● How to complete this task: Copy the data below exactly. Any pictures in it should be omitted.

● Entries provided:
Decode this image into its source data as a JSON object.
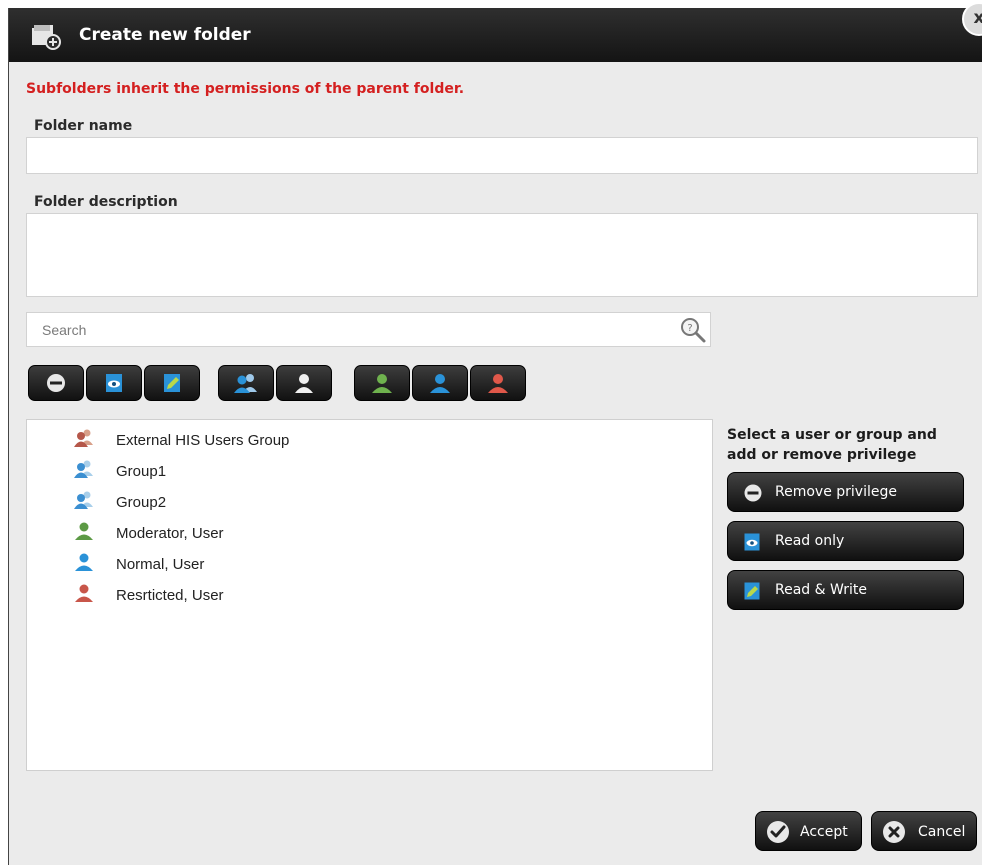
{
  "dialog": {
    "title": "Create new folder",
    "close_label": "x"
  },
  "warning": "Subfolders inherit the permissions of the parent folder.",
  "folder_name": {
    "label": "Folder name",
    "value": ""
  },
  "folder_description": {
    "label": "Folder description",
    "value": ""
  },
  "search": {
    "placeholder": "Search",
    "value": ""
  },
  "toolbar": [
    {
      "name": "remove-privilege-filter",
      "icon": "minus-circle-icon"
    },
    {
      "name": "read-only-filter",
      "icon": "eye-document-icon"
    },
    {
      "name": "read-write-filter",
      "icon": "pencil-document-icon"
    },
    {
      "name": "groups-filter",
      "icon": "group-icon"
    },
    {
      "name": "users-filter",
      "icon": "user-icon"
    },
    {
      "name": "moderator-filter",
      "icon": "moderator-user-icon"
    },
    {
      "name": "normal-filter",
      "icon": "normal-user-icon"
    },
    {
      "name": "restricted-filter",
      "icon": "restricted-user-icon"
    }
  ],
  "principals": [
    {
      "label": "External HIS Users Group",
      "icon": "external-group-icon",
      "color": "#b5574a"
    },
    {
      "label": "Group1",
      "icon": "group-icon",
      "color": "#3b8fd1"
    },
    {
      "label": "Group2",
      "icon": "group-icon",
      "color": "#3b8fd1"
    },
    {
      "label": "Moderator, User",
      "icon": "moderator-user-icon",
      "color": "#5c9a45"
    },
    {
      "label": "Normal, User",
      "icon": "normal-user-icon",
      "color": "#2a92d8"
    },
    {
      "label": "Resrticted, User",
      "icon": "restricted-user-icon",
      "color": "#c8564a"
    }
  ],
  "hint": "Select a user or group and add or remove privilege",
  "actions": {
    "remove": "Remove privilege",
    "read_only": "Read only",
    "read_write": "Read & Write"
  },
  "footer": {
    "accept": "Accept",
    "cancel": "Cancel"
  },
  "colors": {
    "warning": "#d42020",
    "button_dark": "#1a1a1a",
    "accent_blue": "#2a92d8",
    "moderator_green": "#5c9a45",
    "restricted_red": "#c8564a"
  }
}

● Answer for this exercise:
Decode this image into its source data as a JSON object.
{
  "dialog": {
    "title": "Create new folder",
    "close_label": "x"
  },
  "warning": "Subfolders inherit the permissions of the parent folder.",
  "folder_name": {
    "label": "Folder name",
    "value": ""
  },
  "folder_description": {
    "label": "Folder description",
    "value": ""
  },
  "search": {
    "placeholder": "Search",
    "value": ""
  },
  "toolbar": [
    {
      "name": "remove-privilege-filter",
      "icon": "minus-circle-icon"
    },
    {
      "name": "read-only-filter",
      "icon": "eye-document-icon"
    },
    {
      "name": "read-write-filter",
      "icon": "pencil-document-icon"
    },
    {
      "name": "groups-filter",
      "icon": "group-icon"
    },
    {
      "name": "users-filter",
      "icon": "user-icon"
    },
    {
      "name": "moderator-filter",
      "icon": "moderator-user-icon"
    },
    {
      "name": "normal-filter",
      "icon": "normal-user-icon"
    },
    {
      "name": "restricted-filter",
      "icon": "restricted-user-icon"
    }
  ],
  "principals": [
    {
      "label": "External HIS Users Group",
      "icon": "external-group-icon",
      "color": "#b5574a"
    },
    {
      "label": "Group1",
      "icon": "group-icon",
      "color": "#3b8fd1"
    },
    {
      "label": "Group2",
      "icon": "group-icon",
      "color": "#3b8fd1"
    },
    {
      "label": "Moderator, User",
      "icon": "moderator-user-icon",
      "color": "#5c9a45"
    },
    {
      "label": "Normal, User",
      "icon": "normal-user-icon",
      "color": "#2a92d8"
    },
    {
      "label": "Resrticted, User",
      "icon": "restricted-user-icon",
      "color": "#c8564a"
    }
  ],
  "hint": "Select a user or group and add or remove privilege",
  "actions": {
    "remove": "Remove privilege",
    "read_only": "Read only",
    "read_write": "Read & Write"
  },
  "footer": {
    "accept": "Accept",
    "cancel": "Cancel"
  },
  "colors": {
    "warning": "#d42020",
    "button_dark": "#1a1a1a",
    "accent_blue": "#2a92d8",
    "moderator_green": "#5c9a45",
    "restricted_red": "#c8564a"
  }
}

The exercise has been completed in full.